### [Activity]
Show all lines containing "mission" from the data below.

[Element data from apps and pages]
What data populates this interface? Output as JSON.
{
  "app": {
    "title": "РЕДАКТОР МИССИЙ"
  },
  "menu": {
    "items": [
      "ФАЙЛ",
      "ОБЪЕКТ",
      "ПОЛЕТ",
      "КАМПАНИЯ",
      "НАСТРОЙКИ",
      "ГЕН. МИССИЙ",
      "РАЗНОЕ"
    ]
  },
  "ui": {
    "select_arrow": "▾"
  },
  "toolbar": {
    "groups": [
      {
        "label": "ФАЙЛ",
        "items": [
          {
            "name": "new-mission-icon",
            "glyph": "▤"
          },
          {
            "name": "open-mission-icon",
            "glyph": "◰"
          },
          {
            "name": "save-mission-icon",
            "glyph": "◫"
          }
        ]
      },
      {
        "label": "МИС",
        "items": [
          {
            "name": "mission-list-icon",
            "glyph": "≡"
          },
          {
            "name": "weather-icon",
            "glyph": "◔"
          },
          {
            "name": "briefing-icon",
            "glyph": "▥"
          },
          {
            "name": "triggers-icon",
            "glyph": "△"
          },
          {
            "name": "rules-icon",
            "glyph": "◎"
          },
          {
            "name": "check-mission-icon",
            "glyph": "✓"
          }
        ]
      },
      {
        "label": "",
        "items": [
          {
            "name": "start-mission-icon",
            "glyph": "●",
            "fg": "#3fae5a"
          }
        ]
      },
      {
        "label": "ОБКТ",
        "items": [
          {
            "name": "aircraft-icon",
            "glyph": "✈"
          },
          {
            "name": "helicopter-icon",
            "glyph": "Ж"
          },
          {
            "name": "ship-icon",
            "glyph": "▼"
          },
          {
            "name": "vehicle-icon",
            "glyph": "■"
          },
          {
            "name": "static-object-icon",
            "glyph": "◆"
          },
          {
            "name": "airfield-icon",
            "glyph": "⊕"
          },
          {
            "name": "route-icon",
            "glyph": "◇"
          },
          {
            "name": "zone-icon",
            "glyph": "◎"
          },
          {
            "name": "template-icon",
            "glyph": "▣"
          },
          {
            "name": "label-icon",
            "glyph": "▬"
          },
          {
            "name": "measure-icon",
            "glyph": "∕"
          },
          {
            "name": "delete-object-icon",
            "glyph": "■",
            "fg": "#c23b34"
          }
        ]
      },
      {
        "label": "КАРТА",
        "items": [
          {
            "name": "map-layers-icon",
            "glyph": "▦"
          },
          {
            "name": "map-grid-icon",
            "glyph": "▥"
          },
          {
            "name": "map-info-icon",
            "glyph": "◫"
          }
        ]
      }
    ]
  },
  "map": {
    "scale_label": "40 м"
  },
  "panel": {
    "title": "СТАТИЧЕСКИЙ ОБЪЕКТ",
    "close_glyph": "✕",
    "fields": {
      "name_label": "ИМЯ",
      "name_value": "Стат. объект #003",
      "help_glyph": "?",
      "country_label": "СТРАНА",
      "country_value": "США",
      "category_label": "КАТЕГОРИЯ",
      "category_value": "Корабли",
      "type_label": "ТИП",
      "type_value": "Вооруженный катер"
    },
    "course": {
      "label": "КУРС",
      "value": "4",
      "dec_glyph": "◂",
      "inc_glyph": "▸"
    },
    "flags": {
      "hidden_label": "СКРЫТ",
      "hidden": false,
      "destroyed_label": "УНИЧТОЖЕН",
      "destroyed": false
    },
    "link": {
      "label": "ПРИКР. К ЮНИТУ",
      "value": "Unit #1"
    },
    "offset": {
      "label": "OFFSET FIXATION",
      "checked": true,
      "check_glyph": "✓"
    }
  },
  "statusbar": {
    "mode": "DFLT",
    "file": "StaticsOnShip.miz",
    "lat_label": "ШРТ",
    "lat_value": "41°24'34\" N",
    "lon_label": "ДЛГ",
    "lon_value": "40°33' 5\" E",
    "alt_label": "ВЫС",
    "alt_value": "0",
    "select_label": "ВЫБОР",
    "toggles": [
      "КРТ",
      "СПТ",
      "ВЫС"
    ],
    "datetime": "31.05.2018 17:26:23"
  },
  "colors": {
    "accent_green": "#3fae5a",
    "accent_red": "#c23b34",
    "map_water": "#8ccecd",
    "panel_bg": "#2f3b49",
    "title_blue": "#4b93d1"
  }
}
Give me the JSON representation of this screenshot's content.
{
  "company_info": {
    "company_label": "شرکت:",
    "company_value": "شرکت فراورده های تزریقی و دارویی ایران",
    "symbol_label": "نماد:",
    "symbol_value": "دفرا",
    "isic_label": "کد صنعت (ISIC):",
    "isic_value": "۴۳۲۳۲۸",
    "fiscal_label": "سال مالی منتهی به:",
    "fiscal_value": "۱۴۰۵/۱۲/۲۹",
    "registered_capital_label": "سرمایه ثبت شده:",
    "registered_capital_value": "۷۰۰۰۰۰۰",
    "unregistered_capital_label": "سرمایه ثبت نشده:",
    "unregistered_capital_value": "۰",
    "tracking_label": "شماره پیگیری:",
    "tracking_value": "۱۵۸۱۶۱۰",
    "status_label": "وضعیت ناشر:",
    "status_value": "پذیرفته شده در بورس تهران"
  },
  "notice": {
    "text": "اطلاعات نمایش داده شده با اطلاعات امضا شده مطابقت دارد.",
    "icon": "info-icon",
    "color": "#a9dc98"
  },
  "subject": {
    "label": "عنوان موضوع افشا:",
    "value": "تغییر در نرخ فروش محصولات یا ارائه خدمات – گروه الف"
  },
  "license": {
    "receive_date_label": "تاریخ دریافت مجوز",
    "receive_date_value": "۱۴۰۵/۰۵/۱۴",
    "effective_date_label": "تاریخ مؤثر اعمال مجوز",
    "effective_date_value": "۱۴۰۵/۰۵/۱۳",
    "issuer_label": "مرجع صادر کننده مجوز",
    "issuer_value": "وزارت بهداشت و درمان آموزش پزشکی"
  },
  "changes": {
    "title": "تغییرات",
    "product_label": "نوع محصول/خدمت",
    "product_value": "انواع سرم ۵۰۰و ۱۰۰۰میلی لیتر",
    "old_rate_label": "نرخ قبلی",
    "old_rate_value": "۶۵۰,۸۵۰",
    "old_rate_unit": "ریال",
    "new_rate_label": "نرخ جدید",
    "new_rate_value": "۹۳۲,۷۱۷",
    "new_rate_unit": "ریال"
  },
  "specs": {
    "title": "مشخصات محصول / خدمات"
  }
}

### [Exercise output]
            "name": "new-mission-icon",
            "name": "open-mission-icon",
            "name": "save-mission-icon",
            "name": "mission-list-icon",
            "name": "check-mission-icon",
            "name": "start-mission-icon",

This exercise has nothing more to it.